Learning Outcomes:

Learning Outcomes: On successful completion of this module, students will have:
engaged with a variety of primary texts; analysed key ideas introduced; shown insight into the relationship between the text and its cultural context.

Indicative Module Content:

Enlightenment discourse on individual freedom; freedom of speech and toleration in the European Enlightenment; Cosmopolitanism; Legacies of Enlightenment and their consequences for Freedom: Examples include case studies in such areas as: Colonialism and Postcolonialism (case studies) - contradictions and anomalies in the discourses of freedom; legacies and contemporary relevance of debates on freedom.

Student Effort Hours: 
Student Effort Type Hours
Specified Learning Activities

56

Autonomous Student Learning

30

Lectures

24

Total

110

Approaches to Teaching and Learning:
Classes will be twice-weekly, with the first class of the week normally a lecture, and the second class taking a seminar-style approach, i.e. discussion-based. Students will be expected to have read materials made available in advance on Brightspace and to have prepared any questions set in advance as homework. Reflective writing will help you to consolidate your understanding of the different topics, and one reflective writing task will be set to correspond to each teaching 'block'. These blocks, each with a different thematic perspective on the discourses of freedom, will be taught by staff members of the different language subjects of the School of Languages, Cultures and Linguistics. 
Requirements, Exclusions and Recommendations

Not applicable to this module.


Module Requisites and Incompatibles
Not applicable to this module.
 
Assessment Strategy  
Description Timing Open Book Exam Component Scale Must Pass Component % of Final Grade In Module Component Repeat Offered
Examination: The exam will consist of two Sections. Students answer one question from Section A and one from Section B. Both carry equal weight. 2 hour End of Trimester Exam No Standard conversion grade scale 40% No

60

No
Journal: Learning Journal entries. Each teaching 'block' will require you to complete a piece of reflective writing in Brightspace on a set topic. Varies over the Trimester n/a Standard conversion grade scale 40% No

40

No

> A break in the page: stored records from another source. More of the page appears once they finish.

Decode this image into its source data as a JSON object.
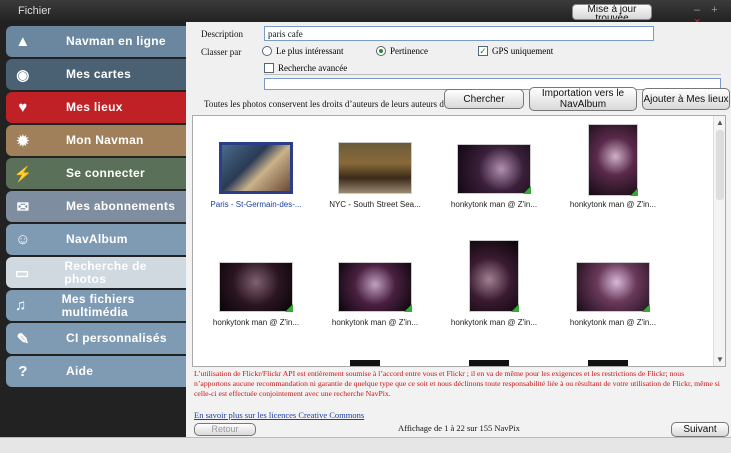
{
  "window": {
    "title": "Fichier",
    "update_label": "Mise à jour trouvée"
  },
  "sidebar": {
    "items": [
      {
        "label": "Navman en ligne",
        "icon": "navman-logo-icon",
        "color": "#6a879f"
      },
      {
        "label": "Mes cartes",
        "icon": "eye-icon",
        "color": "#4a6173"
      },
      {
        "label": "Mes lieux",
        "icon": "heart-icon",
        "color": "#c02127"
      },
      {
        "label": "Mon Navman",
        "icon": "gear-icon",
        "color": "#a0805a"
      },
      {
        "label": "Se connecter",
        "icon": "plug-icon",
        "color": "#5a7059"
      },
      {
        "label": "Mes abonnements",
        "icon": "envelope-icon",
        "color": "#7e8ea0"
      },
      {
        "label": "NavAlbum",
        "icon": "people-icon",
        "color": "#7f9bb4"
      },
      {
        "label": "Recherche de photos",
        "icon": "camera-icon",
        "color": "#d0d8e0"
      },
      {
        "label": "Mes fichiers multimédia",
        "icon": "music-note-icon",
        "color": "#7f9bb4"
      },
      {
        "label": "CI personnalisés",
        "icon": "edit-flag-icon",
        "color": "#7f9bb4"
      },
      {
        "label": "Aide",
        "icon": "question-icon",
        "color": "#7f9bb4"
      }
    ]
  },
  "search": {
    "description_label": "Description",
    "description_value": "paris cafe",
    "sort_label": "Classer par",
    "options": {
      "most_interesting": "Le plus intéressant",
      "relevance": "Pertinence",
      "gps_only": "GPS uniquement"
    },
    "advanced_label": "Recherche avancée",
    "rights_note": "Toutes les photos conservent les droits d’auteurs de leurs auteurs d’origine.",
    "buttons": {
      "search": "Chercher",
      "import": "Importation vers le NavAlbum",
      "add_places": "Ajouter à Mes lieux"
    }
  },
  "results": [
    {
      "caption": "Paris - St-Germain-des-...",
      "selected": true,
      "tone": "paris"
    },
    {
      "caption": "NYC - South Street Sea...",
      "selected": false,
      "tone": "nyc"
    },
    {
      "caption": "honkytonk man @ Z'in...",
      "selected": false,
      "tone": "dark1"
    },
    {
      "caption": "honkytonk man @ Z'in...",
      "selected": false,
      "tone": "dark2"
    },
    {
      "caption": "honkytonk man @ Z'in...",
      "selected": false,
      "tone": "dark3"
    },
    {
      "caption": "honkytonk man @ Z'in...",
      "selected": false,
      "tone": "dark4"
    },
    {
      "caption": "honkytonk man @ Z'in...",
      "selected": false,
      "tone": "dark5"
    },
    {
      "caption": "honkytonk man @ Z'in...",
      "selected": false,
      "tone": "dark6"
    }
  ],
  "disclaimer": "L’utilisation de Flickr/Flickr API est entièrement soumise à l’accord entre vous et Flickr ; il en va de même pour les exigences et les restrictions de Flickr; nous n’apportons aucune recommandation ni garantie de quelque type que ce soit et nous déclinons toute responsabilité liée à ou résultant de votre utilisation de Flickr, même si celle-ci est effectuée conjointement avec une recherche NavPix.",
  "cc_link": "En savoir plus sur les licences Creative Commons",
  "paging": {
    "back": "Retour",
    "info": "Affichage de 1 à 22 sur 155 NavPix",
    "next": "Suivant"
  }
}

Carry forward of passed components
No
 
Resit In Terminal Exam
Spring No
Please see Student Jargon Buster for more information about remediation types and timing. 
Feedback Strategy/Strategies

• Feedback individually to students, on an activity or draft prior to summative assessment
• Feedback individually to students, post-assessment

How will my Feedback be Delivered?

For the essay in particular, students are welcome to contact the member of the teaching team who has assessed a particular topic and request a meeting (normally in the staff member's designated office hours) to discuss their work. Please note that email cannot normally be used for feedback purposes. Feedback on the individual learning journal entries will be provided on Brightspace. Essay-writing is intended to allow you to deepen your understanding of your chosen topic and its historical context, but also to continue to develop your critical writing and analytical skills.

Name Role
Dr Pascale Baker Lecturer / Co-Lecturer
Dr Bianca Cataldi Lecturer / Co-Lecturer
Professor Mary Gallagher Lecturer / Co-Lecturer